From this experience, I assume that I am not the only one among the billions of people who just learned about the untouchables, or worse, who are still unaware of them. The film is an introspect into the lives of Indian widows in ashrams that reveals the misogyny and exclusion of their lives in society. The main character is an eight-year-old girl forced to face renunciation as a widow for the rest of her life. Widows are a part of India’s hierarchy but often characterized as unclean and polluting. What surprised me is that the widows in the film have normalized their condition by acquiescing to their culture and enforcing it on themselves. From this movie, I asked myself: can we deny that the caste system does not exist?
India’s caste system separates Hindus according to their work and birth. Four classes are created based on the principle of “varna”: the Brahmins (the priests), the Kshatriyas (the nobles), the Vaishyas (business owners), and the Shudras (labor workers). However, this is not the end. There are also people categorized outside the system called the Dalits, or the untouchables. The untouchables are the people excluded from traditional Indian society and relegated to:
- Undesirable jobs such as Dalit women are in charge of cleaning cow dung
- Segregated from educational and religious institutions
- Punished for even approaching or letting their shadow fall on individuals from higher castes
Essentially beginning as a labor division, the caste system began to manifest itself into Indian society. India is growing and changing fast, but this isn’t the case with traditional views that are still in place. Although discrimination based on caste was outlawed in 1955 to help integrate lower castes in modern society, caste discrimination and segregation persists. The goal was to make individuals caste-conscious and eventually embed it in systems and cultural models. 

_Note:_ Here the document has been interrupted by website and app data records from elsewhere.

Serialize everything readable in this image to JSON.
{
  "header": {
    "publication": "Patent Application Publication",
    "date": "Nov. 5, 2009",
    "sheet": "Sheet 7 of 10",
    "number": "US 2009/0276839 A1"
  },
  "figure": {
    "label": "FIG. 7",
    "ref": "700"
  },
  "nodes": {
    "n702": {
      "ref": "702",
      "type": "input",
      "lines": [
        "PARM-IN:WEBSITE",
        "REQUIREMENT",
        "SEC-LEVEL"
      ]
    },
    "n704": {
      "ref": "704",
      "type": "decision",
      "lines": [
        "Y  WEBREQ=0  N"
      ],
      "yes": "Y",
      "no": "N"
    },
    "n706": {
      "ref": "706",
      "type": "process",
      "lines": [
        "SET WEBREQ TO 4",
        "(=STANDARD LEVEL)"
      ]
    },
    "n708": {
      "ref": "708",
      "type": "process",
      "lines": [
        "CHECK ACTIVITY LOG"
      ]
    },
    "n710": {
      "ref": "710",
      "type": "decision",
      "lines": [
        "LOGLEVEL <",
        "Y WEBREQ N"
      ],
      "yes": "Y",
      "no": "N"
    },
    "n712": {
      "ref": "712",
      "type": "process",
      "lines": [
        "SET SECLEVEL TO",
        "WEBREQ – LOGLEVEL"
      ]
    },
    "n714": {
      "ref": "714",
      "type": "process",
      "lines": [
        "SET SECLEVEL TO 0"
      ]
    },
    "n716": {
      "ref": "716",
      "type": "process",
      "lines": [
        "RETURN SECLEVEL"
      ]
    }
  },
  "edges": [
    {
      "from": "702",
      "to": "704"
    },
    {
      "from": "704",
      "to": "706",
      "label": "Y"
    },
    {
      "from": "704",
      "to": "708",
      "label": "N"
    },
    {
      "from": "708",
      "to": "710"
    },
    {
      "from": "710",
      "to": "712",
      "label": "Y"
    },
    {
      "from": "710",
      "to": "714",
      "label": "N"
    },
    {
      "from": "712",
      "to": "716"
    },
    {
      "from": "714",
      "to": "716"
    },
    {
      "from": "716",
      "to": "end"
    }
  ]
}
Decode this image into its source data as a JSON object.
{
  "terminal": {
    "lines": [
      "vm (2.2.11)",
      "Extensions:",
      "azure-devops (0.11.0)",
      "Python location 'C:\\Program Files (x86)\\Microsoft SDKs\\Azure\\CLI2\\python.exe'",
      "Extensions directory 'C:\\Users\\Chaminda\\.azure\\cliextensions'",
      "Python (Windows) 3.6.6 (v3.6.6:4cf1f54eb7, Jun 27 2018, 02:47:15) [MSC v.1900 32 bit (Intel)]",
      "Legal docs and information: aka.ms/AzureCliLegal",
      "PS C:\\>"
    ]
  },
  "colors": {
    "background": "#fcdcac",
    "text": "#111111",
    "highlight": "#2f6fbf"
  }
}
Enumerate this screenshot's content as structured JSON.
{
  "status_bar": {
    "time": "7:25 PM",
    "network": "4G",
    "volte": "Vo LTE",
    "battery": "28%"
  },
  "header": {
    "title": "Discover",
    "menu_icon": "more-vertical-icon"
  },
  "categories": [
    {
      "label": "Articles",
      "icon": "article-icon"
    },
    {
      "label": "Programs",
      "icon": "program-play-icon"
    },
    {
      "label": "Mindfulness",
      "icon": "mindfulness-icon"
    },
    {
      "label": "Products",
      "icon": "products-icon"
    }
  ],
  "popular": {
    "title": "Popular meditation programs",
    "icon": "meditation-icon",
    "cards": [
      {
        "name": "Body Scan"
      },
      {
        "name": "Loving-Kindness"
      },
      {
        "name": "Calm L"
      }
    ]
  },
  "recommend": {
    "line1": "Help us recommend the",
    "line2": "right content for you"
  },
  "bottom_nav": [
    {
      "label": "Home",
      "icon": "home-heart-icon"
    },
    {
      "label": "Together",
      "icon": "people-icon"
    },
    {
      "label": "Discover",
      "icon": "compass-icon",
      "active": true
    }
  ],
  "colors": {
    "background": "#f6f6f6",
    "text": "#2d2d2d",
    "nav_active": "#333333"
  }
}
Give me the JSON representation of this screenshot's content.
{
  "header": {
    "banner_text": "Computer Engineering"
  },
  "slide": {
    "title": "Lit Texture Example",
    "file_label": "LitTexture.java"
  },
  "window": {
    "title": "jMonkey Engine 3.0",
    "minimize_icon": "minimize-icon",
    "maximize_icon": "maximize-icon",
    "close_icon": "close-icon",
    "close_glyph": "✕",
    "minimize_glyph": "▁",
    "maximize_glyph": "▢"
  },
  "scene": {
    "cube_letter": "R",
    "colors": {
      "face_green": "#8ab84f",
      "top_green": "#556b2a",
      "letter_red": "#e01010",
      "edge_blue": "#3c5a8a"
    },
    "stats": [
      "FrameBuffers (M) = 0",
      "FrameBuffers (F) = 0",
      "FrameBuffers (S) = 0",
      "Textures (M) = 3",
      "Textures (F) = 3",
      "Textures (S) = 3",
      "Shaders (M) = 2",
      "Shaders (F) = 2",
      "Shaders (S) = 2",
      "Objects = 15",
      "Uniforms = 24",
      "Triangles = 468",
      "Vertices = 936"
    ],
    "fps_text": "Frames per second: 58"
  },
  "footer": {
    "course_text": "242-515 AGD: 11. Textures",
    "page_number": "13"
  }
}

One of the most vulnerable victims of the perpetuation of the caste system is the children. The caste system’s effect on Indian children is rarely a topic of emphasis. Extensive research and evidence state that it should become an attention topic, particularly for children and their education. Albeit Indian laws stating that schools need to include all children of castes, in reality, Dalit children sit at the back of the class and refrain from interacting with children from other castes. A UNICEF report states majority of the Dalit children are known to perform poorly in many areas of primary education. Illiteracy is still a concern in India and, drop-out rates are higher for Dalit children. Without being able to survive knowledge, there will be limited opportunities for these Dalit children. These children will then go through what is known as the inherited occupational role, faced with menial and hazardous work that is equivalent to that of ‘slaves.’ This results in child labor becoming common for disadvantaged Dalit children. Children part of the Dalit caste are also victims of structural inequality and are affected by poverty. There is insufficient access to benefits and development processes in their area, and this is often the case for Dalit individuals precluded from involving in decision-making and participation in public and civil life. Furthermore, Dalit individuals get restricted to certain areas and denied access to public spaces, which makes them marginalized and stunts their growth.
Let’s look at some devastating statistics:
- One-half of all poor children in India belong to the Dalit caste.
- School attendance among the Dalit group has risen from 64% to 77%, but this number lags behind the 84% seen among children of other castes.
- Financial insecurity is a threat to the growth of Dalit children.
- Between 2005 to 2006, 18.2% of Dalit girls under the age of 15 have lost their virginity as they were married off illegally.